_EXERCISE INSTRUCTIONS:_ Every picture is to be removed, and all the data is to be copied exactly.

[Dataset rows describing interfaces]
⁂

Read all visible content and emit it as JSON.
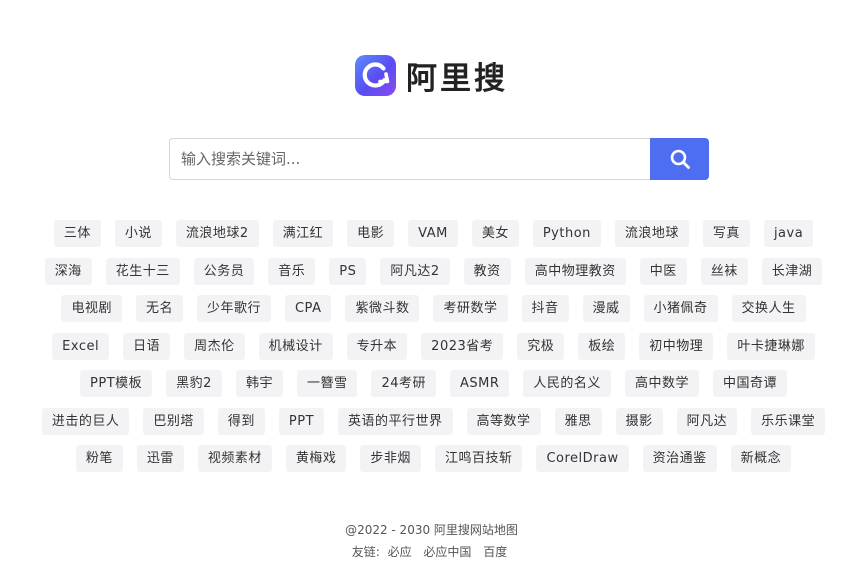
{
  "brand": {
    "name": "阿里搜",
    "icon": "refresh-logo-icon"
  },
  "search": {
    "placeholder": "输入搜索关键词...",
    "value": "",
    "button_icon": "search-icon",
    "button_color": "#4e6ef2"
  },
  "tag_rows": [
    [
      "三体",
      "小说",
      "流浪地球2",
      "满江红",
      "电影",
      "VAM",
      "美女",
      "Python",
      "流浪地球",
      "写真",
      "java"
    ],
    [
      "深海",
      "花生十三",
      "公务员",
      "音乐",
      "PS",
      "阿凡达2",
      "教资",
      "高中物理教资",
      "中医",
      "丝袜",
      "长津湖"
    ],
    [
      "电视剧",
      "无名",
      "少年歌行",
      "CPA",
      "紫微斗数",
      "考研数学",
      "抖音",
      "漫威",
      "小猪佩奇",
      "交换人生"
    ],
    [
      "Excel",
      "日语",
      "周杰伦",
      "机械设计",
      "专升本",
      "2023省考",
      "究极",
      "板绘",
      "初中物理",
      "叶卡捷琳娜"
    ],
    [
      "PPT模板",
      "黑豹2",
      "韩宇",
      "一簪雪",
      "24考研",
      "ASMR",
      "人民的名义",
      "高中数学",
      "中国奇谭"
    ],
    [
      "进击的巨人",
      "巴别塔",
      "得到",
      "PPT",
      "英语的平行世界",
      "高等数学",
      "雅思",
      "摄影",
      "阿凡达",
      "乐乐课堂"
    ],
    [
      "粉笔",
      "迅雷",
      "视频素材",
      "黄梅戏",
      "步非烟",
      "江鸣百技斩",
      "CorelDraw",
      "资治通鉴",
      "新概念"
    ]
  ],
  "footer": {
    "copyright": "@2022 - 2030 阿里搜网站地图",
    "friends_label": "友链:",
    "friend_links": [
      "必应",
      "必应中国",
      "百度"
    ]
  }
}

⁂

_REPLY:_
Read all visible content and emit it as JSON.
{
  "brand": {
    "name": "阿里搜",
    "icon": "refresh-logo-icon"
  },
  "search": {
    "placeholder": "输入搜索关键词...",
    "value": "",
    "button_icon": "search-icon",
    "button_color": "#4e6ef2"
  },
  "tag_rows": [
    [
      "三体",
      "小说",
      "流浪地球2",
      "满江红",
      "电影",
      "VAM",
      "美女",
      "Python",
      "流浪地球",
      "写真",
      "java"
    ],
    [
      "深海",
      "花生十三",
      "公务员",
      "音乐",
      "PS",
      "阿凡达2",
      "教资",
      "高中物理教资",
      "中医",
      "丝袜",
      "长津湖"
    ],
    [
      "电视剧",
      "无名",
      "少年歌行",
      "CPA",
      "紫微斗数",
      "考研数学",
      "抖音",
      "漫威",
      "小猪佩奇",
      "交换人生"
    ],
    [
      "Excel",
      "日语",
      "周杰伦",
      "机械设计",
      "专升本",
      "2023省考",
      "究极",
      "板绘",
      "初中物理",
      "叶卡捷琳娜"
    ],
    [
      "PPT模板",
      "黑豹2",
      "韩宇",
      "一簪雪",
      "24考研",
      "ASMR",
      "人民的名义",
      "高中数学",
      "中国奇谭"
    ],
    [
      "进击的巨人",
      "巴别塔",
      "得到",
      "PPT",
      "英语的平行世界",
      "高等数学",
      "雅思",
      "摄影",
      "阿凡达",
      "乐乐课堂"
    ],
    [
      "粉笔",
      "迅雷",
      "视频素材",
      "黄梅戏",
      "步非烟",
      "江鸣百技斩",
      "CorelDraw",
      "资治通鉴",
      "新概念"
    ]
  ],
  "footer": {
    "copyright": "@2022 - 2030 阿里搜网站地图",
    "friends_label": "友链:",
    "friend_links": [
      "必应",
      "必应中国",
      "百度"
    ]
  }
}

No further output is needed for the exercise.